- [Assigned task]:
Starting at the first line below, copy through to the last line exactly.
■ ■ ■
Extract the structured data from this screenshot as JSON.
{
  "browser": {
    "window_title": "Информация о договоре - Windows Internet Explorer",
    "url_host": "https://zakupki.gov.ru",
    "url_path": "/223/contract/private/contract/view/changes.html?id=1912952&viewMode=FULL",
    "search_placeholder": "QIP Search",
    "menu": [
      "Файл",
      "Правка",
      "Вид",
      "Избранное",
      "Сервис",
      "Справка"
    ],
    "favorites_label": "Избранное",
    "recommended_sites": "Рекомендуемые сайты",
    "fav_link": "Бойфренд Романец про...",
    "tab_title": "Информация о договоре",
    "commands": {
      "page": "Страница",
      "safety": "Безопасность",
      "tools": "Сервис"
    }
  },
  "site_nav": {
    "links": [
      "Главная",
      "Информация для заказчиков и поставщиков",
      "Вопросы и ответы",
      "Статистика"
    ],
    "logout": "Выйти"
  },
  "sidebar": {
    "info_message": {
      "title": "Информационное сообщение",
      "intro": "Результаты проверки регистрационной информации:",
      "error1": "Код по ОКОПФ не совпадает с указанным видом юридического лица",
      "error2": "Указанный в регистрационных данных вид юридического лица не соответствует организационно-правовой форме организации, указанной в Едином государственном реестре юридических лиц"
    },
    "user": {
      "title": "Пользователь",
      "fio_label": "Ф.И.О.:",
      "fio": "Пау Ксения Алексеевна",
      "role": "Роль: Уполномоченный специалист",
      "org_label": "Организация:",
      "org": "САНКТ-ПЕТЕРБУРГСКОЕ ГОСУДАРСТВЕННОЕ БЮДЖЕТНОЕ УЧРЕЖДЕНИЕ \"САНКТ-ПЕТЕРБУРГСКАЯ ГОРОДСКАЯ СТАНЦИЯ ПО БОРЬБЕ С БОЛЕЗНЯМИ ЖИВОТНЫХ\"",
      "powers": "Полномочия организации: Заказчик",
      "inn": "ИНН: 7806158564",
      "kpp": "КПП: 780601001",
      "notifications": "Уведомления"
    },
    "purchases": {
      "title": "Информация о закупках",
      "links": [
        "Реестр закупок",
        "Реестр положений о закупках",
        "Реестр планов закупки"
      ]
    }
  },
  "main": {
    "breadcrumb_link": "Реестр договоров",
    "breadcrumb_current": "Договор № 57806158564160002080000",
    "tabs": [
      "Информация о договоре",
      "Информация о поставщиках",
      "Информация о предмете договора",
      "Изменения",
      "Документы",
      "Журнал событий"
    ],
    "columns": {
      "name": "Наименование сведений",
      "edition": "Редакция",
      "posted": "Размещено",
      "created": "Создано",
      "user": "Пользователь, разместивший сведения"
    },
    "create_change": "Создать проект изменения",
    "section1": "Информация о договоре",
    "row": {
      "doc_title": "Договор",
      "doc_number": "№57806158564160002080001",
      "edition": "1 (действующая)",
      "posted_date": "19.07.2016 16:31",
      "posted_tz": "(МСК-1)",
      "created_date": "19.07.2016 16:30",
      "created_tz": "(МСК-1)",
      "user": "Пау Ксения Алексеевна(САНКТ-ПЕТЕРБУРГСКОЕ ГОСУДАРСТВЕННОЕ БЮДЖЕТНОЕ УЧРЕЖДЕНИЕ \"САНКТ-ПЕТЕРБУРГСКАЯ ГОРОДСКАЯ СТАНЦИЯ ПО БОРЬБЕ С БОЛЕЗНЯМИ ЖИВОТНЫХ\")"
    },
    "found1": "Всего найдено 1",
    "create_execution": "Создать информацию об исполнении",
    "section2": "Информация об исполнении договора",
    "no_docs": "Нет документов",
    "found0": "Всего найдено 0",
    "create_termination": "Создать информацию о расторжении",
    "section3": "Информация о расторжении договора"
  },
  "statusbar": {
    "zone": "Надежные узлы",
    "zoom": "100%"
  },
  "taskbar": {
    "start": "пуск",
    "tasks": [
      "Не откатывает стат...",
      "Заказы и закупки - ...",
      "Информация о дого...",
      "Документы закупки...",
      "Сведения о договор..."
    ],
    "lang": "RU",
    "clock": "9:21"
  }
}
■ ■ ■
- [Written solution]:
Extract the structured data from this screenshot as JSON.
{
  "browser": {
    "window_title": "Информация о договоре - Windows Internet Explorer",
    "url_host": "https://zakupki.gov.ru",
    "url_path": "/223/contract/private/contract/view/changes.html?id=1912952&viewMode=FULL",
    "search_placeholder": "QIP Search",
    "menu": [
      "Файл",
      "Правка",
      "Вид",
      "Избранное",
      "Сервис",
      "Справка"
    ],
    "favorites_label": "Избранное",
    "recommended_sites": "Рекомендуемые сайты",
    "fav_link": "Бойфренд Романец про...",
    "tab_title": "Информация о договоре",
    "commands": {
      "page": "Страница",
      "safety": "Безопасность",
      "tools": "Сервис"
    }
  },
  "site_nav": {
    "links": [
      "Главная",
      "Информация для заказчиков и поставщиков",
      "Вопросы и ответы",
      "Статистика"
    ],
    "logout": "Выйти"
  },
  "sidebar": {
    "info_message": {
      "title": "Информационное сообщение",
      "intro": "Результаты проверки регистрационной информации:",
      "error1": "Код по ОКОПФ не совпадает с указанным видом юридического лица",
      "error2": "Указанный в регистрационных данных вид юридического лица не соответствует организационно-правовой форме организации, указанной в Едином государственном реестре юридических лиц"
    },
    "user": {
      "title": "Пользователь",
      "fio_label": "Ф.И.О.:",
      "fio": "Пау Ксения Алексеевна",
      "role": "Роль: Уполномоченный специалист",
      "org_label": "Организация:",
      "org": "САНКТ-ПЕТЕРБУРГСКОЕ ГОСУДАРСТВЕННОЕ БЮДЖЕТНОЕ УЧРЕЖДЕНИЕ \"САНКТ-ПЕТЕРБУРГСКАЯ ГОРОДСКАЯ СТАНЦИЯ ПО БОРЬБЕ С БОЛЕЗНЯМИ ЖИВОТНЫХ\"",
      "powers": "Полномочия организации: Заказчик",
      "inn": "ИНН: 7806158564",
      "kpp": "КПП: 780601001",
      "notifications": "Уведомления"
    },
    "purchases": {
      "title": "Информация о закупках",
      "links": [
        "Реестр закупок",
        "Реестр положений о закупках",
        "Реестр планов закупки"
      ]
    }
  },
  "main": {
    "breadcrumb_link": "Реестр договоров",
    "breadcrumb_current": "Договор № 57806158564160002080000",
    "tabs": [
      "Информация о договоре",
      "Информация о поставщиках",
      "Информация о предмете договора",
      "Изменения",
      "Документы",
      "Журнал событий"
    ],
    "columns": {
      "name": "Наименование сведений",
      "edition": "Редакция",
      "posted": "Размещено",
      "created": "Создано",
      "user": "Пользователь, разместивший сведения"
    },
    "create_change": "Создать проект изменения",
    "section1": "Информация о договоре",
    "row": {
      "doc_title": "Договор",
      "doc_number": "№57806158564160002080001",
      "edition": "1 (действующая)",
      "posted_date": "19.07.2016 16:31",
      "posted_tz": "(МСК-1)",
      "created_date": "19.07.2016 16:30",
      "created_tz": "(МСК-1)",
      "user": "Пау Ксения Алексеевна(САНКТ-ПЕТЕРБУРГСКОЕ ГОСУДАРСТВЕННОЕ БЮДЖЕТНОЕ УЧРЕЖДЕНИЕ \"САНКТ-ПЕТЕРБУРГСКАЯ ГОРОДСКАЯ СТАНЦИЯ ПО БОРЬБЕ С БОЛЕЗНЯМИ ЖИВОТНЫХ\")"
    },
    "found1": "Всего найдено 1",
    "create_execution": "Создать информацию об исполнении",
    "section2": "Информация об исполнении договора",
    "no_docs": "Нет документов",
    "found0": "Всего найдено 0",
    "create_termination": "Создать информацию о расторжении",
    "section3": "Информация о расторжении договора"
  },
  "statusbar": {
    "zone": "Надежные узлы",
    "zoom": "100%"
  },
  "taskbar": {
    "start": "пуск",
    "tasks": [
      "Не откатывает стат...",
      "Заказы и закупки - ...",
      "Информация о дого...",
      "Документы закупки...",
      "Сведения о договор..."
    ],
    "lang": "RU",
    "clock": "9:21"
  }
}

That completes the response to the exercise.